He loves the process of writing music, and later in our conversation I find out that he writes long-hand with pencil and paper, finding the process works better than on a computer. He also finds writing music difficult in that when an idea comes to him, he is buzzing with energy yet needs to sit down and write; you have to work hard to be in the quiet calm zone. So writing music is something he loves and hates. He also likens it to self-analysis.
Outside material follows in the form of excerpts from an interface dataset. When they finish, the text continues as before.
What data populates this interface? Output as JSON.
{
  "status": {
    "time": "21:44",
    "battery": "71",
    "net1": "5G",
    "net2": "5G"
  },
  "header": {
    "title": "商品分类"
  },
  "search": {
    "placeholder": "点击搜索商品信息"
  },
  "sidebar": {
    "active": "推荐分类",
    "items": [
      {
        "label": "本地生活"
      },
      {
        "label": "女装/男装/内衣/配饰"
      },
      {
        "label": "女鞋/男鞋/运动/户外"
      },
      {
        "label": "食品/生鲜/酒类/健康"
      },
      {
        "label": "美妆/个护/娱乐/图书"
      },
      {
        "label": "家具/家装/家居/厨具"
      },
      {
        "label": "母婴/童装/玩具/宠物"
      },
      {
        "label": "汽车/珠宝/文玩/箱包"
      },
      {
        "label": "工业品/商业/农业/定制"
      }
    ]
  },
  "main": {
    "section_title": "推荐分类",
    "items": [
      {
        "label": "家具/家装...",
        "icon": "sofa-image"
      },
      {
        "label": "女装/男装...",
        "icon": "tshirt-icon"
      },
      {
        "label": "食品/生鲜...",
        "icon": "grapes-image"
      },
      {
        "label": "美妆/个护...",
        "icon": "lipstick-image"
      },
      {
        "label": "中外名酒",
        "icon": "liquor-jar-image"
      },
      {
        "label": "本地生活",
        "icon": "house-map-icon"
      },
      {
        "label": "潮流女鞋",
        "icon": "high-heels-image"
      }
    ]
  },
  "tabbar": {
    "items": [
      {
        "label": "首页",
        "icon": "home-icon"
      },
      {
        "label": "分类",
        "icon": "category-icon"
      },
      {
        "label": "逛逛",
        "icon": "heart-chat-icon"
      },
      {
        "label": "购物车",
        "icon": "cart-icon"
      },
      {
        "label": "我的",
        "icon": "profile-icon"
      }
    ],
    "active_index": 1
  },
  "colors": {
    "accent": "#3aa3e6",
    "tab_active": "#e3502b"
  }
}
The process of writing music is, of course, very personal and Gediminas has friends who in contrasts to his methods write a lot of music.

When I ask about influences, he says that as a result of his upbringing choral music is in his head a lot, and as a teenager he was also in love with the music of Rachmaninov (and still loves it), and also names Bach. Growing up, there was little music at home, his parents were too tired to listen to music apart from practising.

Gediminas comments that when he was studying, contemporary music seemed to be either avant garde or minimal, with little in between whereas this is where his music sits and that this trend is growing. He was always open to different styles and interested in a wide variety of things, whereas when many composers are studying there is a tendency to be completely focused.

His desert island work would be the Bach Chaconne (from Partita no. 2 for solo violin), a work that he heard from childhood and he plays the Busoni's piano version. He feels that the music has everything - melody, harmony and he likens it to a symphony.

New Ideas Chamber Orchestra - Cosmic Ocean
New Ideas Chamber Orchestra - Cosmic Ocean
At the end of the week we meet, Gediminas is off for a second recording session in Vienna. Not with NICO this time, he is working with the violinist Lidia Baich and will be recording a version for violin and piano of Never Ignore the Cosmic Ocean (originally for violin and orchestra). Whilst this will exist as a stand alone recording, with video, Gediminas has a vision of an album of his orchestral music arranged for chamber forces so that this recording and the Sanctification with Roman Patkoló work towards this. Then in February Gediminas and NICO are touring to Paris, Moscow, Tallinn and Kalingrad.



Sanctifaction on YouTube - https://www.youtube.com/watch?v=xKiNHkbSSNI
Sanctifaction on Spotify - http://spoti.fi/2CM1A4E
Sanctifaction on iTunes - https://apple.co/2lWbjdL

Elsewhere on this blog:
  • Seeing the genre develop: Lully & Quinault's second tragédie en musique, Alceste  - CD review
  • Celebrating Estonian style - the distinctively stylish Estonian Voices - concert review
  • 1768: A Retropective - Chiara Skerath, Katy Bircher, Ian Page, The Mozartists at the Wigmore Hall - concert review
  • The Schuman's at Home - Julius Drake and Sophie Bevan at Temple Music - concert review
  • Eavesdropping on David Pountney rehearsing Verdi's La forza del destino at Welsh National Opera - feature article
  • Chants d'amour - Louise Alder and James Baillieu in Mozart, Bizet, Strauss, Mendelssohn, Faure, Liszt at the Wigmore Hall - concert review
  • The Phantom of the Opera - still going strong after 30 years - music theatre review
  • Hortus Musicus: Jerusalem - Early music and traditional melodies from this Estonian group - CD review
  • Handel's rarely done Lotario emerges as far less of a problem opera in this engaging performance from a young cast at Göttingen festival - CD review
  • A Fancy: 17th century English theatre music from a French ensemble - CD review
  • Jazz-inspired in Cologne: Junge Deutscher Philharmonie & Ingo Metzmacher in Harrison Birtwistle, Rolf Liebermann, Bernard Herrmann - concert review
  • 17th century French lute music: Tombeaux - a secular requiem from Richard MacKenzie - CD review
  • Mendelssohn in Cologne: Elijah from the Kölner Philharmonie - Concert review
  • Home

No comments:

Post a comment

Popular Posts this month